I planned to do organic flowing lines in the background with swirls to show movment. The bottom of the quilt, brown prints, indicated the ground, and so I quilted swirls, leaf shapes, pebbles and lines in a flowing, more dense design.
The spruce tree required a bit more planning and practiceI did a google image search - continuous line drawing – spruce tree; spruce tree drawings, etc. to come up with five or six images that I could play around with. I would sketch them out on a scrap piece of paper, and then decide if I could manage that type of sketch as a large scale drawing on a quilt. After analyzing and coming up with two designs that I thought would fit well with the fabric selections in the quilt top - I forwarded these two images to my client and had her choose what style she would prefer for the top. When that was decided, I did a little bit more sketching on my whiteboard and paper.

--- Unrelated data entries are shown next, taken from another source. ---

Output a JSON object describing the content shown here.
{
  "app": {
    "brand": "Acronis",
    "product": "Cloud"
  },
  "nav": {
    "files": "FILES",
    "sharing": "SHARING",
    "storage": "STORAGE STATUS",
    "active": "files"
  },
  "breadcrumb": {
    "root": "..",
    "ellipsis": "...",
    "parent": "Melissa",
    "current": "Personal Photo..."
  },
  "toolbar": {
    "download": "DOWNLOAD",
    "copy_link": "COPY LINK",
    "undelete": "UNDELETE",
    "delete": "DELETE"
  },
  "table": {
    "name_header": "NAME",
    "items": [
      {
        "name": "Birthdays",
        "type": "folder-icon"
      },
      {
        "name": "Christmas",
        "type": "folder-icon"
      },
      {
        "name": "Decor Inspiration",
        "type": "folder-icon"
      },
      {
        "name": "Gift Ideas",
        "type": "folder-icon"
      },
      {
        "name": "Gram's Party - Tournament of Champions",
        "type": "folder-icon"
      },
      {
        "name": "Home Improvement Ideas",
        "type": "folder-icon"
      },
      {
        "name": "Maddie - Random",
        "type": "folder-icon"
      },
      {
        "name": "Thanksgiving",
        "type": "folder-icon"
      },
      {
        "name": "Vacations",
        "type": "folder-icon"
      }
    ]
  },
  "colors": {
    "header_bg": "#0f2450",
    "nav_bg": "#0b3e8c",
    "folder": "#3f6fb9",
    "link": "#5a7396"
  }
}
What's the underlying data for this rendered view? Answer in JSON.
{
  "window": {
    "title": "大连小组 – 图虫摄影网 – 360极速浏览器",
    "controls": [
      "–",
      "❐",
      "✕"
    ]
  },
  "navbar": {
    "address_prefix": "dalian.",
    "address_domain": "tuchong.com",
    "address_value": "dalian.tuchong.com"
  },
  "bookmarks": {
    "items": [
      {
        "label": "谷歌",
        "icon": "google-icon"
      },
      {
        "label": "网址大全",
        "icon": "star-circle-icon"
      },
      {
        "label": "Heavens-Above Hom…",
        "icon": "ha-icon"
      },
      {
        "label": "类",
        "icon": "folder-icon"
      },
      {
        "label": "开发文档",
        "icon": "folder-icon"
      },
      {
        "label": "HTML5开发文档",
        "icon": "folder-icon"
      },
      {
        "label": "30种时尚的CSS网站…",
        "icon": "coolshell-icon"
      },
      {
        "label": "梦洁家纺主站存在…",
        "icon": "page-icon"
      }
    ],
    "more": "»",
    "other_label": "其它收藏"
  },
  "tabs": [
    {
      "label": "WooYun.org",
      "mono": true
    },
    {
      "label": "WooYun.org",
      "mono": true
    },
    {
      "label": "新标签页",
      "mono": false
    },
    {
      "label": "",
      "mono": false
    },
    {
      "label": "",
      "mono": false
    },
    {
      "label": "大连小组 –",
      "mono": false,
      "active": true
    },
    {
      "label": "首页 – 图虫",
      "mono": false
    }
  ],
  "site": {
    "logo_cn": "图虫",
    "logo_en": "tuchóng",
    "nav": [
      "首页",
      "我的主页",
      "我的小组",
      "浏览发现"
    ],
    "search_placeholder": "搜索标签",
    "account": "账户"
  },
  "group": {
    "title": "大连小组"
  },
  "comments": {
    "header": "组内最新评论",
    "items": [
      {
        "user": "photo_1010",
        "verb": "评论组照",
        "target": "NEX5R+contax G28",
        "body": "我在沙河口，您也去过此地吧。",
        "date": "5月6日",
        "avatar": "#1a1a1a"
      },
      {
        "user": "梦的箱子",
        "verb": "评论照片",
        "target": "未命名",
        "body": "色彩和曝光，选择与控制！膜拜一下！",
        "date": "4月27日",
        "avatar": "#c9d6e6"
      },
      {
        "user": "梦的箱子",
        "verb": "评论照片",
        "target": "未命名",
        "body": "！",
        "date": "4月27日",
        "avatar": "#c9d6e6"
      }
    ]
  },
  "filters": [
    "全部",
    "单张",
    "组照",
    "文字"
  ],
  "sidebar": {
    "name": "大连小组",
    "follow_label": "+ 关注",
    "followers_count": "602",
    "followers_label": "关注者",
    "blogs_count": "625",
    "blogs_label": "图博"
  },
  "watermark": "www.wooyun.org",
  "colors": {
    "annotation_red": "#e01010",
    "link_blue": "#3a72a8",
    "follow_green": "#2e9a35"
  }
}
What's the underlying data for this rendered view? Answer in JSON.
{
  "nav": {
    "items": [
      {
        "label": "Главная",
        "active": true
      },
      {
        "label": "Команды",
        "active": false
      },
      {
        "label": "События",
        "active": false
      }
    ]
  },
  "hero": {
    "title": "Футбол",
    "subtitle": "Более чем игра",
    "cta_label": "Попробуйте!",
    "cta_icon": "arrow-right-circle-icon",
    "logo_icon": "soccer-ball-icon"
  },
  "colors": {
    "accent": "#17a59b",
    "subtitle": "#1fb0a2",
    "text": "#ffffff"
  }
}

Next up, I had to estimate a scale for the quilt- off center and large enough to look like it was ‘part’ of the quilt. I actually laid out the quilt top on my floor and used string first and then painters’ tape to place an outline of the triangular shape and vertical trunk of the tree first. After a few shifts in location and sizes, I then added a few tape ‘branches’ to mark out the different layers of the branches. The tape worked well – but it does come off easily. I also used a marking pen to mark some of the branch layers
Quilting the tree was not as easy as I thought - after doing just a single outline, I realized that I would need to do a bit of thread ‘painting’ to give more texture. When doing this type of quilting, it is really important to step back a few feet as well, to get the whole picture of what the ‘painting’ looks like. I had to be careful not to do too much thread painting, to keep the quilt soft and pliable. Using the machine, my nose is often about 6-8 inches away from the quilt top – and so I see every. single. stitch. And that can make one a little neurotic. ;-)
Back of quilt - photo edited a lot to show the tree - the backing is actually a dark vivid orange.
The end result photos were really hard to capture the design and the texture - the backing colour was solid orange – anyone have tips on photographing orange? But I did want to share my thinking and quilting process with you - maybe it can help you in a future quilt. Some of the following photos have been edited, lightened, etc to show more detail of the stitching.
Batting - Quilter's Dream 100% cotton
Thread - Glide thread top, Wonderfil Decobob bobbin